Council to consider adding cabs to combat Uber

Edmonton has to allow more taxi cabs to operate before it can drive Uber out of town, according to city staff.

City report recommends improving existing Edmonton taxi services to meet demand

Uber is seen on the iPhone of a driver. Uber has entered more than 100 markets, ranging from its hometown of San Francisco to Berlin to Tokyo. It began operating in Edmonton in December 2014. (Lucy Nicholson/Reuters)

Edmonton may need to license more taxis before it can drive Uber out of town, according to city staff.

Uber started operating in Edmonton late last month. Drivers charge for rides but do not hold taxi licenses from the city, which makes them illegal under the Vehicle for Hire bylaw. 

A report released Thursday outlines what can be done to steer people away from the car-sharing service.
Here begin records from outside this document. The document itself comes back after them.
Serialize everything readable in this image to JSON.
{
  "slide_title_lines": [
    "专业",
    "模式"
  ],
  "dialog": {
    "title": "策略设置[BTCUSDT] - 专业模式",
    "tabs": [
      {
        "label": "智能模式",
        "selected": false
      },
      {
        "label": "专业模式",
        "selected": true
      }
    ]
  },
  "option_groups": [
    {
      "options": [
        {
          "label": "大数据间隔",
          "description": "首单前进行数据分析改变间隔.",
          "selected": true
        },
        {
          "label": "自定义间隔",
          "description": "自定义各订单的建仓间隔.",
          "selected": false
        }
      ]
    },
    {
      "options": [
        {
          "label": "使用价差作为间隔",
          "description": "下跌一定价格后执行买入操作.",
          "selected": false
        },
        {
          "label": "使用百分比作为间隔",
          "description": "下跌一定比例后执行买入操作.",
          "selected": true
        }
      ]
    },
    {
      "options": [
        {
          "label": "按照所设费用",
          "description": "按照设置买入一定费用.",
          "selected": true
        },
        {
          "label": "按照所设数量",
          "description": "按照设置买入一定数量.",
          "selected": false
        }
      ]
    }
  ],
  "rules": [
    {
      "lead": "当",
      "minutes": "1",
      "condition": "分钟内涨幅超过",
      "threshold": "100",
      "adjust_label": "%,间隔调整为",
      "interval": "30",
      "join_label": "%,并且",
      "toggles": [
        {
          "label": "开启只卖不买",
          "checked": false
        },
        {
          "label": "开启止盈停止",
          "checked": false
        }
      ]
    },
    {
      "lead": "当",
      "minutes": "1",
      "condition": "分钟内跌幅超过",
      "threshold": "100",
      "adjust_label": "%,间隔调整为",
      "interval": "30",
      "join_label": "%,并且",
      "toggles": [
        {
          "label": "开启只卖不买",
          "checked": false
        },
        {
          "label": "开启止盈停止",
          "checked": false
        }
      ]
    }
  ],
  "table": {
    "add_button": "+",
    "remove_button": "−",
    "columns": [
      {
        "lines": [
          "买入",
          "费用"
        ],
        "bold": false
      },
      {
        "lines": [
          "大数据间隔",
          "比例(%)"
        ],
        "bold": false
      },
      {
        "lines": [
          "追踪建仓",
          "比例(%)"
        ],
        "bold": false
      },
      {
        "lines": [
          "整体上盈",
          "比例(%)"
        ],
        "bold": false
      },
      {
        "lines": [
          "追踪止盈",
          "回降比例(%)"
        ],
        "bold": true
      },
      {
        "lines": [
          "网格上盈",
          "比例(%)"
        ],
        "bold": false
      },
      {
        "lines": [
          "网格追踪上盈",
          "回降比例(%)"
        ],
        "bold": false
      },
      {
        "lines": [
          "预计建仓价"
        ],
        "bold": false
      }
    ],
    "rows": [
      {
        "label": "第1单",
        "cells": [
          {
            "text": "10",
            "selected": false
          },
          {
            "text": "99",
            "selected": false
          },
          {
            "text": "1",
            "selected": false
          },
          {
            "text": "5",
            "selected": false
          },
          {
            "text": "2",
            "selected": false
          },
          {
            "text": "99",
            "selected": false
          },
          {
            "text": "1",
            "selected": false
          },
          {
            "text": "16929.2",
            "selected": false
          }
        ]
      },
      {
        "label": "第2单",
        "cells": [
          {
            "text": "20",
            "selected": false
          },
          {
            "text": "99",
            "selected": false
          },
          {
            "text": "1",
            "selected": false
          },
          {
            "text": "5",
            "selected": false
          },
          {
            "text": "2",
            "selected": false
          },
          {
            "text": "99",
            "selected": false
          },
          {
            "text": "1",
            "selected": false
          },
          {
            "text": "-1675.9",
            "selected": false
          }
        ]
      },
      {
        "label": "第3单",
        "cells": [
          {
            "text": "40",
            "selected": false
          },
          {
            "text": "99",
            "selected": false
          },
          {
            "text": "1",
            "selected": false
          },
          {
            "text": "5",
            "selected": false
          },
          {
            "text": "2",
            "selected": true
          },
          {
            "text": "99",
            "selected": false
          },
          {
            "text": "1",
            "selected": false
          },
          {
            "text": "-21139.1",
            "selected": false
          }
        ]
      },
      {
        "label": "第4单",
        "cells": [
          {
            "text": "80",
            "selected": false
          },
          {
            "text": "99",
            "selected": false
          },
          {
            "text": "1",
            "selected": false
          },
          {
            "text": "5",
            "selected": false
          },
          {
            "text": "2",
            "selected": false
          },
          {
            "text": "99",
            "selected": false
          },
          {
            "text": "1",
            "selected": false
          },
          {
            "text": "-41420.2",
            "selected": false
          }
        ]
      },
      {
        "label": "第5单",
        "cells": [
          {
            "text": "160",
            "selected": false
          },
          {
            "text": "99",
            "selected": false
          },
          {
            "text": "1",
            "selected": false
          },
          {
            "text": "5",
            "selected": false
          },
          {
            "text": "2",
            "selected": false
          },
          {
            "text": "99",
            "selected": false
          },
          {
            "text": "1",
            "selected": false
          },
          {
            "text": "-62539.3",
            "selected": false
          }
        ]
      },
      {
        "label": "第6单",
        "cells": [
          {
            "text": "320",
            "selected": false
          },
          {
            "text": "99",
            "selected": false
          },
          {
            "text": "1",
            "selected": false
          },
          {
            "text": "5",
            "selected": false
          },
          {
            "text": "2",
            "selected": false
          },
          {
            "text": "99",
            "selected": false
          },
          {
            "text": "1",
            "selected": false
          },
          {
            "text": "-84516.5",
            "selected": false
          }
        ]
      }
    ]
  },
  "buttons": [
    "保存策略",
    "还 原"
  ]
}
Uber allows customers to summon drivers through a smartphone app. 

In the report, staff said the public supports the use of apps to improve taxi dispatch but says Edmonton doesn't have enough licensed cars to meet the demand. 

Edmonton is short about 200 licensed taxis to meet the ideal ratio to population (17 cabs per 10,000 population). Only 1,319 cabs are legally allowed to operate within city limits. Local taxi service to the Edmonton International Airport adds even more pressure.

Staff made a number of recommendations which include removing the cap on the number of licences available to drivers and the development of a local taxpayer-funded taxi app.

Other options include releasing plates that allow taxis to operate only at night and on Friday and Saturday nights or plates that only allow taxis to work during the winter. 

None of the recommendations suggest working with Uber, or allowing the service to operate in the city.

City staff refused to comment on the content of the report before council’s executive committee discusses it on Tuesday.